The bones of the original Pomerene Hall are still easy to see as the bustle of construction continues in the new home to The Ohio State University’s Translational Data Analytics Institute.

A completely renovated Pomerene Hall is expected to open in a little under a year. A tour of the construction site this week reveals how the historic building will help lead Ohio State into a bold new future for research.

This month, the university announced the creation of the TDAI. Pomerene Hall will house the new institute and offer a home for the students and faculty to channel the power of Big Data as a force to do good.

Translational data analytics is using data to solve complex problems such as boosting crop production to feed famine-ravaged communities or study how violence spreads like a disease.

“These laudable goals will be achieved through scholarship and outreach in both foundational and applied areas of data science,” said TDAI’s interim executive director Raghu Machiraju. “The deployment of comprehensive and holistic solutions that includes all pillars of data science is imperative given the complex and conflicting objectives that have to be met in the aforementioned problems.”

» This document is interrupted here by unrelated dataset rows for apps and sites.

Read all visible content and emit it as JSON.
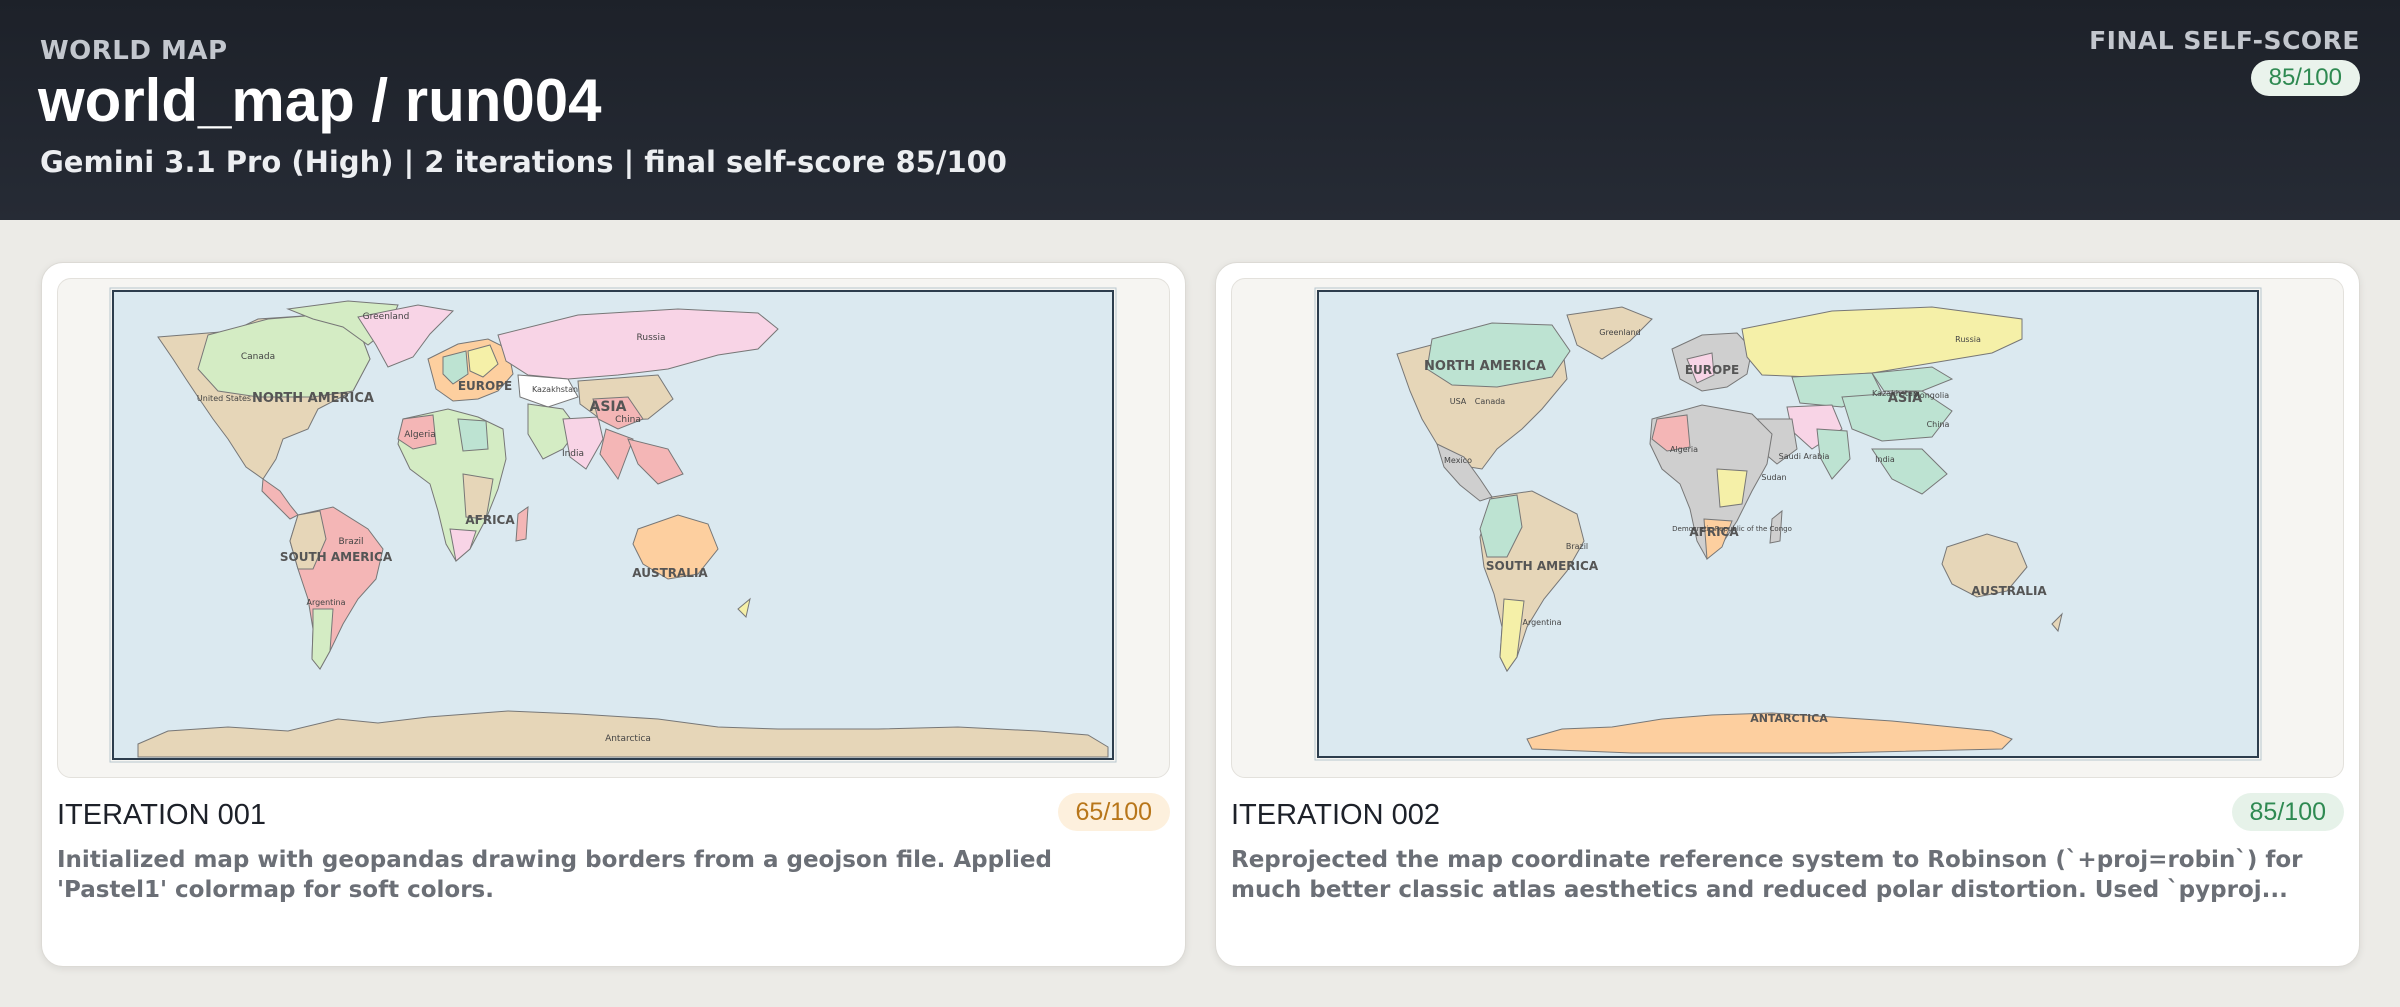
{
  "header": {
    "eyebrow": "WORLD MAP",
    "title": "world_map / run004",
    "subtitle": "Gemini 3.1 Pro (High)   |   2 iterations   |   final self-score 85/100",
    "final_label": "FINAL SELF-SCORE",
    "final_score": "85/100"
  },
  "iterations": [
    {
      "title": "ITERATION 001",
      "score": "65/100",
      "description": "Initialized map with geopandas drawing borders from a geojson file. Applied 'Pastel1' colormap for soft colors.",
      "map_labels": {
        "continents": [
          "NORTH AMERICA",
          "EUROPE",
          "ASIA",
          "AFRICA",
          "SOUTH AMERICA",
          "AUSTRALIA"
        ],
        "countries": [
          "Greenland",
          "Canada",
          "United States",
          "Russia",
          "Kazakhstan",
          "China",
          "India",
          "Algeria",
          "Brazil",
          "Argentina",
          "Antarctica"
        ]
      }
    },
    {
      "title": "ITERATION 002",
      "score": "85/100",
      "description": "Reprojected the map coordinate reference system to Robinson (`+proj=robin`) for much better classic atlas aesthetics and reduced polar distortion. Used `pyproj...",
      "map_labels": {
        "continents": [
          "NORTH AMERICA",
          "EUROPE",
          "ASIA",
          "AFRICA",
          "SOUTH AMERICA",
          "AUSTRALIA",
          "ANTARCTICA"
        ],
        "countries": [
          "Greenland",
          "Russia",
          "Canada",
          "USA",
          "Mexico",
          "Kazakhstan",
          "Mongolia",
          "China",
          "Algeria",
          "Saudi Arabia",
          "India",
          "Sudan",
          "Democratic Republic of the Congo",
          "Brazil",
          "Argentina"
        ]
      }
    }
  ],
  "colors": {
    "ocean": "#dbe9f0",
    "pastel_pink": "#f8d4e6",
    "pastel_green": "#d4ecc4",
    "pastel_tan": "#e6d6b8",
    "pastel_red": "#f4b6b6",
    "pastel_orange": "#fdcf9f",
    "pastel_teal": "#bde3d2",
    "pastel_yellow": "#f5f0a8",
    "pastel_grey": "#cfcfcf"
  }
}
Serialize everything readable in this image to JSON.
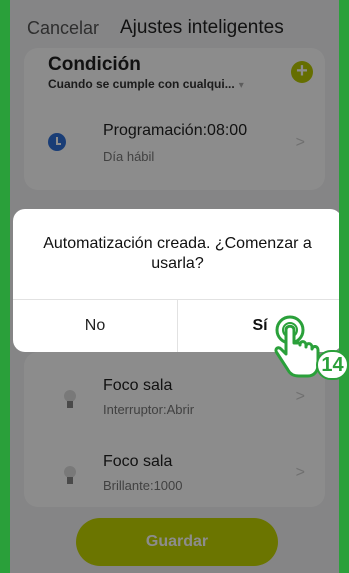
{
  "header": {
    "cancel_label": "Cancelar",
    "title": "Ajustes inteligentes"
  },
  "condition": {
    "title": "Condición",
    "subtitle": "Cuando se cumple con cualqui...",
    "caret": "▾",
    "add_label": "+",
    "schedule": {
      "title": "Programación:08:00",
      "subtitle": "Día hábil"
    }
  },
  "actions": [
    {
      "title": "Foco sala",
      "subtitle": "Interruptor:Abrir"
    },
    {
      "title": "Foco sala",
      "subtitle": "Brillante:1000"
    }
  ],
  "chevron": ">",
  "save_label": "Guardar",
  "dialog": {
    "message": "Automatización creada. ¿Comenzar a usarla?",
    "no_label": "No",
    "yes_label": "Sí"
  },
  "step_number": "14",
  "colors": {
    "accent": "#c3d600",
    "frame": "#2aa03a",
    "clock": "#2f6fd8"
  }
}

Likely the most eye-catching feature in the new Pomerene Hall will be a three-story glass atrium that will overlook Browning Amphitheater and connect all levels of the building. Right now steel, concrete and the restored exterior of Pomerene show a work in progress.

But one can see where this is all headed. New offices in the building will have flexible spaces to allow collaborators to swiftly expand the size of a team. Quiet rooms will allow researchers to switch off the noise and focus on critical problem solving.

Historic features will remain in the new building

Pomerene Hall was once home to the university’s first women’s student union and includes an historic gymnasium. Teamwork will again fill that space when it becomes home to three state-of-the-art labs loaded with interactive displays and glass boards for working out complex problems.

These “ideation labs” and “huddle rooms” may sound like a Google-style playground for high-tech hipsters. It’s really about form serving function, TDIA managing director David Mongeau said.

Institute planners learned a lot from local tech firms and startup incubators. Moreover, they had the benefit of working with the architect and construction firm from the very beginning.

“We’ve had so much dialogue with the construction firm and the architects. The architects really got into our heads and tried to understand what we needed,” Mongeau said.

TDAI faculty members have offered input into the design of their new home.

“There’s ownership now,” Machiraju said.

Collaboration doesn’t stop with the institute’s faculty and students. Pomerene will host representatives from the Wexner Medical Center, university libraries, the Ohio Supercomputer Center and other data-rich organizations.

“This is significant because as a current staff or faculty member you have to go to those respective places to find out about the resources. There’s not a central place to go to talk to someone from each of those offices. You’ll be able to do that right here,” said TDAI project coordinator Jenna McGuire.

Pomerene Hall, which is also home to the History of Art Department, is part of a $59 million construction plan in the Mirror Lake District. It will include renovations to Oxley Hall.

The project aligns with Ohio State’s campus master plan, Framework 2.0, serving as a long-term guiding vision that imagines transformational research and learning environments over the next decade and beyond